If you keep your PowerCLI up to date you may have noticed that since version 6.5.1 you can’t download the installer on the VMware website anymore. This being because VMware moved the distribution of PowerCLI to Powershell Gallery using the cmdlets Install-Module, Uninstall-Module and Save-Module.

At the time of the writing of this article we are at version 10.0.0. VMware made a big jump in version number from 6.5.4 to celebrate PowerCLI’s 10th birthday.

Anyway, the version 6.5.1 that changed the install method actually brought some cool modifications:

Removed the MSI file for installing VMware PowerCLI. All modules are now available in the PowerShell Gallery.

Removed the desktop icons for launching VMware PowerCLI. It is recommended that you launch PowerShell or your chosen PowerShell-enabled script editor (…) to work with VMware PowerCLI.

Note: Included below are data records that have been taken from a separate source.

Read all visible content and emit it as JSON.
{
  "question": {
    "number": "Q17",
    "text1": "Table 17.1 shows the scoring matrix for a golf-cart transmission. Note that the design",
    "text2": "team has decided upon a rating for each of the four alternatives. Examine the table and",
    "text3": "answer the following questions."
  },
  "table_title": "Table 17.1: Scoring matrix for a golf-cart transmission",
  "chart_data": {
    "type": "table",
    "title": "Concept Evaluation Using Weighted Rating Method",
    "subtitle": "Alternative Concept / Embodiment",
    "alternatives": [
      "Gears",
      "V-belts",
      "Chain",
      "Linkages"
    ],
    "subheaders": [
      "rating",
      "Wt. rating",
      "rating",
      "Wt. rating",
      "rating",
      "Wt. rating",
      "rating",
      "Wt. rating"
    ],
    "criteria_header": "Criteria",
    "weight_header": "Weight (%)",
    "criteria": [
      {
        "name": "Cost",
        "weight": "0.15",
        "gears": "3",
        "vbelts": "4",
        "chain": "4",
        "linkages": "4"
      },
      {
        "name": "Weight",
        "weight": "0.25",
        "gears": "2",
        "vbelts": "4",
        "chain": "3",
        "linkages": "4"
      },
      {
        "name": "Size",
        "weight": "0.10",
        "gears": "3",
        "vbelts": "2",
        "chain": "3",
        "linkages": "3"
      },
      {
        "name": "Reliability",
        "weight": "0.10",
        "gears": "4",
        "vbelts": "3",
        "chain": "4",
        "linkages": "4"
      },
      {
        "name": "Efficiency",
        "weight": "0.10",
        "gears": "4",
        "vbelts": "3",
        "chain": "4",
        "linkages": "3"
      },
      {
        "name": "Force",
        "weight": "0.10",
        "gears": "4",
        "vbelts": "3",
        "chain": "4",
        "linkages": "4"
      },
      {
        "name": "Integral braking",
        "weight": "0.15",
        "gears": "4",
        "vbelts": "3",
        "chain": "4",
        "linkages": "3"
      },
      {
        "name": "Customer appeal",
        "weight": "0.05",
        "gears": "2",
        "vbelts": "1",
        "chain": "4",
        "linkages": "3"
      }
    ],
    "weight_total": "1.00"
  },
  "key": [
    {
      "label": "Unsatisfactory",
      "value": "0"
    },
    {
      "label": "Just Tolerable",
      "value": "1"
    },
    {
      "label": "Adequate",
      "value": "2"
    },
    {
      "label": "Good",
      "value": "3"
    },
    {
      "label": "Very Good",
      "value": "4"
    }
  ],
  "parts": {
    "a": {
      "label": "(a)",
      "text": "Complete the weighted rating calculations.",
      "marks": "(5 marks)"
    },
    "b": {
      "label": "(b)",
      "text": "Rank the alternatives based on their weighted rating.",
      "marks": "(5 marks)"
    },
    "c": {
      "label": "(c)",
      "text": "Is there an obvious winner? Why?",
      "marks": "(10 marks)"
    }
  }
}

Altered the VMware PowerCLI modules to enable automatic loading of modules that are loaded into a registered PowerShell modules folder. The use of Import-Module is no longer required in scripts or profiles to import the modules. All cmdlets will be automatically loaded when used in your PowerShell session.

That last one is a godsend by the way, it will speed up my profile so much since the disruptive 6.5 R1!

You can find more information in the PowerCLI Changelog page.


  • Powershell 3.0 minimum is needed.

Note that if you are running 3.0 or 4.0 you need to install the PowerShellGet and PackageManagement modules (Maybe it’s time to update?). more info here.

  • Uninstall any pre-6.5 R1 PowerCLI installation.

Install PowerCLI online

Install-Module VMware.PowerCLI -Scope CurrentUser -AllowClobber

The Hyper-V module contains commands with the same name as some of the PowerCLI ones (Get-VM, Get-VMHost, …), the AllowClobber parameter allows these duplicates to co-exist.

You can drop the scope parameter if you run it as administrator. The modules will be stored in C:\Program Files\WindowsPowerShell\Modules instead of your profile and will be available to all users.

Install PowerCLI offline

So it brings us to where this post came from. What do you do if you need PowerCLI on a machine that is not connected to internet?

Again, if an installation of PowerCLI pre-6.5 R1 exists on this computer you need to uninstall it.

  • Download the module on a computer connected to internet
Save-Module VMware.PowerCLI -Path $env:userprofile\PowerCLI-vXXX
  • Copy it to your computer that is isolated from internet with a USB, share or whatever works.

  • Copy all the PowerCLI folders to : $env:userprofile\Documents\WindowsPowerShell\Modules

If you have permission and want it available to all users you can also place it in C:\Program Files\WindowsPowerShell\Modules

Update PowerCLI

This section only concerns version 6.5.1 and newer.

Like VMware states in the doc, you could use the Update-Module cmdlet but it won’t remove the existing version or deprecated ones. More info there.

The recommended way to update is as follow:

Get-Module VMware.* -ListAvailable | Uninstall-Module -Force

Install-Module VMware.PowerCLI

If your system is offline, just delete the PowerCLI module folders and copy the new ones instead.